◆ Task to complete ◆
Each line of the data must be set down again without a single difference.

Given records Start Marker

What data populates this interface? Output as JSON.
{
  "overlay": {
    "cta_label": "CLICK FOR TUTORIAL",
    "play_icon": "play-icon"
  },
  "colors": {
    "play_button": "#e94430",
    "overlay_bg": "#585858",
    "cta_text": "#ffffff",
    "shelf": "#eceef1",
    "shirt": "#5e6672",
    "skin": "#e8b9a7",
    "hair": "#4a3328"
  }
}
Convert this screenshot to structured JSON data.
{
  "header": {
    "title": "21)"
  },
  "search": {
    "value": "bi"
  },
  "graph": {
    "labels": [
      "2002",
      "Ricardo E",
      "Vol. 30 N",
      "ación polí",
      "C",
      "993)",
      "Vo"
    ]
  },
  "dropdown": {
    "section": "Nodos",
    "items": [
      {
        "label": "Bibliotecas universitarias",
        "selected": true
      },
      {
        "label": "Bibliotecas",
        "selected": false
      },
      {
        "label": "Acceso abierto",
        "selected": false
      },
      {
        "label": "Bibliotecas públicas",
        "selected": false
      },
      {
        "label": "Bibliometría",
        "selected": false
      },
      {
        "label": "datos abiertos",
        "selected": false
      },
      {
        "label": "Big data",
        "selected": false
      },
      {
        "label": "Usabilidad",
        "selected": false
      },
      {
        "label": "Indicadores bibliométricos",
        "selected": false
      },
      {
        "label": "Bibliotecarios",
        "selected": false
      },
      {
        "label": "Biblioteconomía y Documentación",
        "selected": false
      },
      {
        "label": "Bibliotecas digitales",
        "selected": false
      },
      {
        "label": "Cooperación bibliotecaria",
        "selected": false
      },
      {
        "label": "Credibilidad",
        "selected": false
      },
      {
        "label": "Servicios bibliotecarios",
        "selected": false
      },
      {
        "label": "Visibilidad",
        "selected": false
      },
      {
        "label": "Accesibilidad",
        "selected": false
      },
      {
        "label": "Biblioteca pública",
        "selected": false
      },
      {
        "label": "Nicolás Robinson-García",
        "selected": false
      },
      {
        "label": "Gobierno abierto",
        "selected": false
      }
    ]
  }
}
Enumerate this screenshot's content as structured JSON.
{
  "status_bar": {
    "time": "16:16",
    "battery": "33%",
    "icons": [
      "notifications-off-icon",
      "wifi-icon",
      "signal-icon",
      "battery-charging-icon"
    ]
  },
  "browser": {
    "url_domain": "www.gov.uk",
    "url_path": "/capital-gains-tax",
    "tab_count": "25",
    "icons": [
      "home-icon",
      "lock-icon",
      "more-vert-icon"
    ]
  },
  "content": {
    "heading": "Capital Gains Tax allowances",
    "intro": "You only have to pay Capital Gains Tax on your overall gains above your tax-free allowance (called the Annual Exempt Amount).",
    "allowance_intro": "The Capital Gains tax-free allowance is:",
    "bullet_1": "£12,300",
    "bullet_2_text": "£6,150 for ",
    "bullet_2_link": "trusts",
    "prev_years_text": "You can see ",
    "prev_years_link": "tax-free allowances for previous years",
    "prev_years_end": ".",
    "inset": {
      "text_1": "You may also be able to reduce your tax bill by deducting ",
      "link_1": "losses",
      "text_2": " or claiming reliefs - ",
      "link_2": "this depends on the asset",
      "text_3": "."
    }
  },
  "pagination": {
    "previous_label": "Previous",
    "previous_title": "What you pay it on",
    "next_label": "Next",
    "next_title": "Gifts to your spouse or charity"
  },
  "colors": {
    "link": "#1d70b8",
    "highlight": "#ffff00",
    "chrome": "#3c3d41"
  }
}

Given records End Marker

◆ Exercise response ◆
What data populates this interface? Output as JSON.
{
  "overlay": {
    "cta_label": "CLICK FOR TUTORIAL",
    "play_icon": "play-icon"
  },
  "colors": {
    "play_button": "#e94430",
    "overlay_bg": "#585858",
    "cta_text": "#ffffff",
    "shelf": "#eceef1",
    "shirt": "#5e6672",
    "skin": "#e8b9a7",
    "hair": "#4a3328"
  }
}
Convert this screenshot to structured JSON data.
{
  "header": {
    "title": "21)"
  },
  "search": {
    "value": "bi"
  },
  "graph": {
    "labels": [
      "2002",
      "Ricardo E",
      "Vol. 30 N",
      "ación polí",
      "C",
      "993)",
      "Vo"
    ]
  },
  "dropdown": {
    "section": "Nodos",
    "items": [
      {
        "label": "Bibliotecas universitarias",
        "selected": true
      },
      {
        "label": "Bibliotecas",
        "selected": false
      },
      {
        "label": "Acceso abierto",
        "selected": false
      },
      {
        "label": "Bibliotecas públicas",
        "selected": false
      },
      {
        "label": "Bibliometría",
        "selected": false
      },
      {
        "label": "datos abiertos",
        "selected": false
      },
      {
        "label": "Big data",
        "selected": false
      },
      {
        "label": "Usabilidad",
        "selected": false
      },
      {
        "label": "Indicadores bibliométricos",
        "selected": false
      },
      {
        "label": "Bibliotecarios",
        "selected": false
      },
      {
        "label": "Biblioteconomía y Documentación",
        "selected": false
      },
      {
        "label": "Bibliotecas digitales",
        "selected": false
      },
      {
        "label": "Cooperación bibliotecaria",
        "selected": false
      },
      {
        "label": "Credibilidad",
        "selected": false
      },
      {
        "label": "Servicios bibliotecarios",
        "selected": false
      },
      {
        "label": "Visibilidad",
        "selected": false
      },
      {
        "label": "Accesibilidad",
        "selected": false
      },
      {
        "label": "Biblioteca pública",
        "selected": false
      },
      {
        "label": "Nicolás Robinson-García",
        "selected": false
      },
      {
        "label": "Gobierno abierto",
        "selected": false
      }
    ]
  }
}
Enumerate this screenshot's content as structured JSON.
{
  "status_bar": {
    "time": "16:16",
    "battery": "33%",
    "icons": [
      "notifications-off-icon",
      "wifi-icon",
      "signal-icon",
      "battery-charging-icon"
    ]
  },
  "browser": {
    "url_domain": "www.gov.uk",
    "url_path": "/capital-gains-tax",
    "tab_count": "25",
    "icons": [
      "home-icon",
      "lock-icon",
      "more-vert-icon"
    ]
  },
  "content": {
    "heading": "Capital Gains Tax allowances",
    "intro": "You only have to pay Capital Gains Tax on your overall gains above your tax-free allowance (called the Annual Exempt Amount).",
    "allowance_intro": "The Capital Gains tax-free allowance is:",
    "bullet_1": "£12,300",
    "bullet_2_text": "£6,150 for ",
    "bullet_2_link": "trusts",
    "prev_years_text": "You can see ",
    "prev_years_link": "tax-free allowances for previous years",
    "prev_years_end": ".",
    "inset": {
      "text_1": "You may also be able to reduce your tax bill by deducting ",
      "link_1": "losses",
      "text_2": " or claiming reliefs - ",
      "link_2": "this depends on the asset",
      "text_3": "."
    }
  },
  "pagination": {
    "previous_label": "Previous",
    "previous_title": "What you pay it on",
    "next_label": "Next",
    "next_title": "Gifts to your spouse or charity"
  },
  "colors": {
    "link": "#1d70b8",
    "highlight": "#ffff00",
    "chrome": "#3c3d41"
  }
}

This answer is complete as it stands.